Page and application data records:
-*-
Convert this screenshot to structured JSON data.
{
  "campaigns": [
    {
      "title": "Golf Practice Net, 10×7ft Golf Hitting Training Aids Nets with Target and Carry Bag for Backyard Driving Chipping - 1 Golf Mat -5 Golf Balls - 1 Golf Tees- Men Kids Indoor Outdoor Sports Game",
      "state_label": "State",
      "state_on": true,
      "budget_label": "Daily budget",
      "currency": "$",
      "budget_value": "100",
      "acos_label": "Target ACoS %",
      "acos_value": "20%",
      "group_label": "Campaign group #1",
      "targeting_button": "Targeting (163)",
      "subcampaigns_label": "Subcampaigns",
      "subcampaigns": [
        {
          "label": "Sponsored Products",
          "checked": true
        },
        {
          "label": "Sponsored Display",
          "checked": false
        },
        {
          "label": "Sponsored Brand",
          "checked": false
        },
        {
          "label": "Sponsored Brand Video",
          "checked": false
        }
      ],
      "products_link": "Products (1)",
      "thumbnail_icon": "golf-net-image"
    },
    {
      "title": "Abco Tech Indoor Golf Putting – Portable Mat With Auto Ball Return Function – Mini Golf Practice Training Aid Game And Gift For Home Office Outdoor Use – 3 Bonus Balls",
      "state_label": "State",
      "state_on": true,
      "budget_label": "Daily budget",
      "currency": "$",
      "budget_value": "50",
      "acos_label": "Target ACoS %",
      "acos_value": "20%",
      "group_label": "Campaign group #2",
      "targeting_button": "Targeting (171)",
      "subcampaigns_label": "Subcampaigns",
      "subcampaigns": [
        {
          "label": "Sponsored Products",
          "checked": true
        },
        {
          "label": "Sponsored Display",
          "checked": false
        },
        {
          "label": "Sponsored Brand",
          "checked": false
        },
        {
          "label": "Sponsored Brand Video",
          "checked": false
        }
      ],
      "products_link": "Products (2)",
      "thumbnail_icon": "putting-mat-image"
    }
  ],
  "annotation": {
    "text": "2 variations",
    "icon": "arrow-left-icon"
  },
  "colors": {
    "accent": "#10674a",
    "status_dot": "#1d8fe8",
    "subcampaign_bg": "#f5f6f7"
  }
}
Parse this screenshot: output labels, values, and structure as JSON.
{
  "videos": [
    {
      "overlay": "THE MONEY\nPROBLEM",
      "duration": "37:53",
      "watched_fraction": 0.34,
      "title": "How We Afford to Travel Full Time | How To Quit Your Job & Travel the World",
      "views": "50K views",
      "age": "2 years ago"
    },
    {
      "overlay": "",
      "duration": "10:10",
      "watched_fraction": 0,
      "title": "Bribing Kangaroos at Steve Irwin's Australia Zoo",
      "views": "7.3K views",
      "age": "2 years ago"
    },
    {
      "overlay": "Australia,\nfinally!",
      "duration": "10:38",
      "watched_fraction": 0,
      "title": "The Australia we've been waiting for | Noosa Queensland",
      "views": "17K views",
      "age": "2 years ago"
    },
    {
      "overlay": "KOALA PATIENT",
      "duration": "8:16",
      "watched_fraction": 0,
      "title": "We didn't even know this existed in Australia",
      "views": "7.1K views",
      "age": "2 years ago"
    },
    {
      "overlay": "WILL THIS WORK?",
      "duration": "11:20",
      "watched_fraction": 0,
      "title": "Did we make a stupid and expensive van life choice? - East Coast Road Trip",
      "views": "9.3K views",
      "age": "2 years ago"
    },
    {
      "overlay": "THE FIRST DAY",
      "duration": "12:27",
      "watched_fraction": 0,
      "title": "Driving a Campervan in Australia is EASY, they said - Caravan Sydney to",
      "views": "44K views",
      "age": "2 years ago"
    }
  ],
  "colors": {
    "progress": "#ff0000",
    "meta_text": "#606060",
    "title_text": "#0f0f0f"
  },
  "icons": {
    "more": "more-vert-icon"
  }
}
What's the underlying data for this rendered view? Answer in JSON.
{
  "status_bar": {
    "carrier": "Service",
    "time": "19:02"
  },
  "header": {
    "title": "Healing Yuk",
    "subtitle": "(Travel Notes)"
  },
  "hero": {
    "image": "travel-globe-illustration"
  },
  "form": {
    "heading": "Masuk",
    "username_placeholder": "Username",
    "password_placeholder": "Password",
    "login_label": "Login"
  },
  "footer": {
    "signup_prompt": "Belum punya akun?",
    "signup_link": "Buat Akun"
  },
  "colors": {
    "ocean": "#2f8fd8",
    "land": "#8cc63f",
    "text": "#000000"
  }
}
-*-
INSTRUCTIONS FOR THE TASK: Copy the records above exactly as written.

EXERCISE RESPONSE:
Convert this screenshot to structured JSON data.
{
  "campaigns": [
    {
      "title": "Golf Practice Net, 10×7ft Golf Hitting Training Aids Nets with Target and Carry Bag for Backyard Driving Chipping - 1 Golf Mat -5 Golf Balls - 1 Golf Tees- Men Kids Indoor Outdoor Sports Game",
      "state_label": "State",
      "state_on": true,
      "budget_label": "Daily budget",
      "currency": "$",
      "budget_value": "100",
      "acos_label": "Target ACoS %",
      "acos_value": "20%",
      "group_label": "Campaign group #1",
      "targeting_button": "Targeting (163)",
      "subcampaigns_label": "Subcampaigns",
      "subcampaigns": [
        {
          "label": "Sponsored Products",
          "checked": true
        },
        {
          "label": "Sponsored Display",
          "checked": false
        },
        {
          "label": "Sponsored Brand",
          "checked": false
        },
        {
          "label": "Sponsored Brand Video",
          "checked": false
        }
      ],
      "products_link": "Products (1)",
      "thumbnail_icon": "golf-net-image"
    },
    {
      "title": "Abco Tech Indoor Golf Putting – Portable Mat With Auto Ball Return Function – Mini Golf Practice Training Aid Game And Gift For Home Office Outdoor Use – 3 Bonus Balls",
      "state_label": "State",
      "state_on": true,
      "budget_label": "Daily budget",
      "currency": "$",
      "budget_value": "50",
      "acos_label": "Target ACoS %",
      "acos_value": "20%",
      "group_label": "Campaign group #2",
      "targeting_button": "Targeting (171)",
      "subcampaigns_label": "Subcampaigns",
      "subcampaigns": [
        {
          "label": "Sponsored Products",
          "checked": true
        },
        {
          "label": "Sponsored Display",
          "checked": false
        },
        {
          "label": "Sponsored Brand",
          "checked": false
        },
        {
          "label": "Sponsored Brand Video",
          "checked": false
        }
      ],
      "products_link": "Products (2)",
      "thumbnail_icon": "putting-mat-image"
    }
  ],
  "annotation": {
    "text": "2 variations",
    "icon": "arrow-left-icon"
  },
  "colors": {
    "accent": "#10674a",
    "status_dot": "#1d8fe8",
    "subcampaign_bg": "#f5f6f7"
  }
}
Parse this screenshot: output labels, values, and structure as JSON.
{
  "videos": [
    {
      "overlay": "THE MONEY\nPROBLEM",
      "duration": "37:53",
      "watched_fraction": 0.34,
      "title": "How We Afford to Travel Full Time | How To Quit Your Job & Travel the World",
      "views": "50K views",
      "age": "2 years ago"
    },
    {
      "overlay": "",
      "duration": "10:10",
      "watched_fraction": 0,
      "title": "Bribing Kangaroos at Steve Irwin's Australia Zoo",
      "views": "7.3K views",
      "age": "2 years ago"
    },
    {
      "overlay": "Australia,\nfinally!",
      "duration": "10:38",
      "watched_fraction": 0,
      "title": "The Australia we've been waiting for | Noosa Queensland",
      "views": "17K views",
      "age": "2 years ago"
    },
    {
      "overlay": "KOALA PATIENT",
      "duration": "8:16",
      "watched_fraction": 0,
      "title": "We didn't even know this existed in Australia",
      "views": "7.1K views",
      "age": "2 years ago"
    },
    {
      "overlay": "WILL THIS WORK?",
      "duration": "11:20",
      "watched_fraction": 0,
      "title": "Did we make a stupid and expensive van life choice? - East Coast Road Trip",
      "views": "9.3K views",
      "age": "2 years ago"
    },
    {
      "overlay": "THE FIRST DAY",
      "duration": "12:27",
      "watched_fraction": 0,
      "title": "Driving a Campervan in Australia is EASY, they said - Caravan Sydney to",
      "views": "44K views",
      "age": "2 years ago"
    }
  ],
  "colors": {
    "progress": "#ff0000",
    "meta_text": "#606060",
    "title_text": "#0f0f0f"
  },
  "icons": {
    "more": "more-vert-icon"
  }
}
What's the underlying data for this rendered view? Answer in JSON.
{
  "status_bar": {
    "carrier": "Service",
    "time": "19:02"
  },
  "header": {
    "title": "Healing Yuk",
    "subtitle": "(Travel Notes)"
  },
  "hero": {
    "image": "travel-globe-illustration"
  },
  "form": {
    "heading": "Masuk",
    "username_placeholder": "Username",
    "password_placeholder": "Password",
    "login_label": "Login"
  },
  "footer": {
    "signup_prompt": "Belum punya akun?",
    "signup_link": "Buat Akun"
  },
  "colors": {
    "ocean": "#2f8fd8",
    "land": "#8cc63f",
    "text": "#000000"
  }
}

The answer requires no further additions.